[WHAT NEEDS TO BE DONE] From the records, pick out and copy each line containing "JSON".
== Segment start ==
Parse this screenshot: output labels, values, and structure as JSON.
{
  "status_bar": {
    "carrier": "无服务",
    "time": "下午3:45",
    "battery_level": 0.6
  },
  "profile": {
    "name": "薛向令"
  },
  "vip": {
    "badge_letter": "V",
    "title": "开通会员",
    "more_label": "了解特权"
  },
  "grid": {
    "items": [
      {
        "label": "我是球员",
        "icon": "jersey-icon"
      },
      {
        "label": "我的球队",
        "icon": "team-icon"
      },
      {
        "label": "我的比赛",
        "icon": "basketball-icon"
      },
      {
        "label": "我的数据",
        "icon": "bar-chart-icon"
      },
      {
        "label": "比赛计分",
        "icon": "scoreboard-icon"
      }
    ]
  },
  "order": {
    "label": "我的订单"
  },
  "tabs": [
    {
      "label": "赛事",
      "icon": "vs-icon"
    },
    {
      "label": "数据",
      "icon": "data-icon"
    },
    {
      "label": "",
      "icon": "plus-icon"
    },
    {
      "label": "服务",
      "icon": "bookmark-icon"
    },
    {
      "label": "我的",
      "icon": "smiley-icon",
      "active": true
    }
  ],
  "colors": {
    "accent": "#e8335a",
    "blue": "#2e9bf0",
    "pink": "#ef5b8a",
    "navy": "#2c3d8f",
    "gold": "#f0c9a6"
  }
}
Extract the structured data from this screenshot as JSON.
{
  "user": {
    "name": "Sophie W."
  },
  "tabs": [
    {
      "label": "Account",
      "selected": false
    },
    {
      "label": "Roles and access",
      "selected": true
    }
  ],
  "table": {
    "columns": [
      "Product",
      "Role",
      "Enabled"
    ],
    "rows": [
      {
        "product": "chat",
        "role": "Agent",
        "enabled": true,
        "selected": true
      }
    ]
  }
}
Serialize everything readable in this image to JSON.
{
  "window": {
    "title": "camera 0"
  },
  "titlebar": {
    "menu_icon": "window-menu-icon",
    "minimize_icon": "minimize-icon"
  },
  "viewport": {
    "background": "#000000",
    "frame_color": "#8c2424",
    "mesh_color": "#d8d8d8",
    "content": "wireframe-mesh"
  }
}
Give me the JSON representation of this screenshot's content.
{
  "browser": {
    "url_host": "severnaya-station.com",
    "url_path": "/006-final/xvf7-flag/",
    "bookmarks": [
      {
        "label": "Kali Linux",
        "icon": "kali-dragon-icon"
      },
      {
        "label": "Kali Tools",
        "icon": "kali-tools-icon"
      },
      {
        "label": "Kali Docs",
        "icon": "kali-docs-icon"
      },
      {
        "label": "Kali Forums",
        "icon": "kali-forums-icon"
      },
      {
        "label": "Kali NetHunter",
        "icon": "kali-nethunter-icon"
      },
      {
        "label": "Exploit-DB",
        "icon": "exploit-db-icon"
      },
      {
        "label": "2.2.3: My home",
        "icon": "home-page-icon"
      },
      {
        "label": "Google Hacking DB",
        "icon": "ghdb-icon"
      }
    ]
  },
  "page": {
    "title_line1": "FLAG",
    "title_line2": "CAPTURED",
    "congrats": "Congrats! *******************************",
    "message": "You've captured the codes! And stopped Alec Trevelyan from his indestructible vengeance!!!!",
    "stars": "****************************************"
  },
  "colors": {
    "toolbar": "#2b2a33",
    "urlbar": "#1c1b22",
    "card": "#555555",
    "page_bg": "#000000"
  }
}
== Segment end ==
[OUTPUT OF THE EXERCISE]
Parse this screenshot: output labels, values, and structure as JSON.
Extract the structured data from this screenshot as JSON.
Serialize everything readable in this image to JSON.
Give me the JSON representation of this screenshot's content.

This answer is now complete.